13. Flip the script (often). The communication techniques listed above should increase customer loyalty and the frequency of their visits. The authenticity generated through the establishment of authority, credibility, and attractiveness has a lot of “upside” for your business. The one “downside” is that you need to instruct your staff to change up their script on a continual basis, or they will loose credibility. If you tell the same story to the same customer over and over, they will inevitably think “they don’t remember that I’ve heard this before; I must not mean much to them.” Changing up the script is particularly important when dealing with large groups. If you have ten associated people visiting your location at the same time, you obviously can’t have the same conversation with all ten people and hope to maintain your credibility. Talk through variations in conversations that staff can have with customers, and add to dialogue options often.

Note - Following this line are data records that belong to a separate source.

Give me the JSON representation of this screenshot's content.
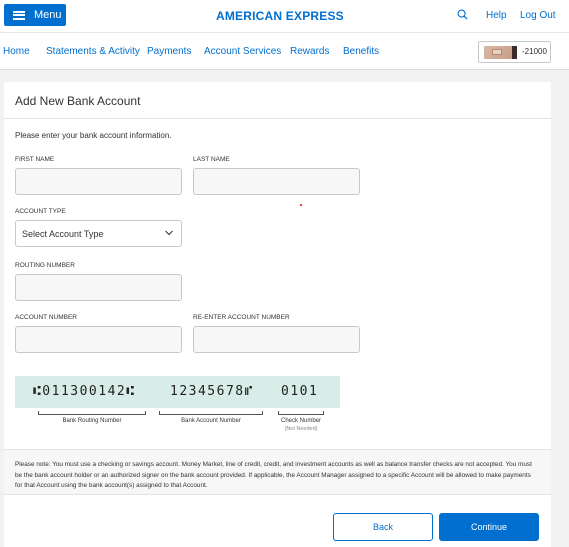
{
  "header": {
    "menu_label": "Menu",
    "brand": "AMERICAN EXPRESS",
    "help": "Help",
    "logout": "Log Out"
  },
  "nav": {
    "items": [
      "Home",
      "Statements & Activity",
      "Payments",
      "Account Services",
      "Rewards",
      "Benefits"
    ],
    "card_suffix": "-21000"
  },
  "form": {
    "title": "Add New Bank Account",
    "intro": "Please enter your bank account information.",
    "first_name_label": "FIRST NAME",
    "last_name_label": "LAST NAME",
    "account_type_label": "ACCOUNT TYPE",
    "account_type_value": "Select Account Type",
    "routing_label": "ROUTING NUMBER",
    "account_number_label": "ACCOUNT NUMBER",
    "reenter_label": "RE-ENTER ACCOUNT NUMBER",
    "first_name_value": "",
    "last_name_value": "",
    "routing_value": "",
    "account_number_value": "",
    "reenter_value": ""
  },
  "check_diagram": {
    "routing_digits": "⑆011300142⑆",
    "account_digits": "12345678⑈",
    "check_digits": "0101",
    "routing_caption": "Bank Routing Number",
    "account_caption": "Bank Account Number",
    "check_caption": "Check Number",
    "check_subcaption": "(Not Needed)"
  },
  "note": "Please note: You must use a checking or savings account. Money Market, line of credit, credit, and investment accounts as well as balance transfer checks are not accepted. You must be the bank account holder or an authorized signer on the bank account provided. If applicable, the Account Manager assigned to a specific Account will be allowed to make payments for that Account using the bank account(s) assigned to that Account.",
  "buttons": {
    "back": "Back",
    "continue": "Continue"
  },
  "colors": {
    "brand_blue": "#006fcf",
    "check_strip": "#d9ede8"
  }
}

Unique entrepreneurial businesses all have a business story. Categories of products or services usually have an origin story. People looking for experiences gravitate towards small businesses. A well trained staff can communicate your mission and importance to your customers. A developed strategic dialogue can give you the customer loyalty and sales your business needs to remain successful. If you need some ideas that are specific to your business, please contact Emporia Main Street. We are a resource for you!

About the Author

Casey Woods, Executive Director

Before accepting the director position in March of 2009, Casey worked in both retail and agricultural jobs in the family businesses. A lifelong resident of the Emporia Area, Casey was a ten year volunteer for Emporia Main Street prior to his appointment as director. During that time he served as the board president and chair of the Economic Vitality Committee.

Casey also serves as a partner in PlaceMakers, LLC, a consulting firm that routinely works with both large and small communities, and their businesses, to promote sustainable economic growth through community and economic development practices. Casey consults with businesses, organizations and communities to understand their market capacity and fill vacant spaces. He has been involved in two projects that included crowdfunding as a part of their overall business funding strategies, Radius Brewing and Twin Rivers Winery & Gourmet Shoppe.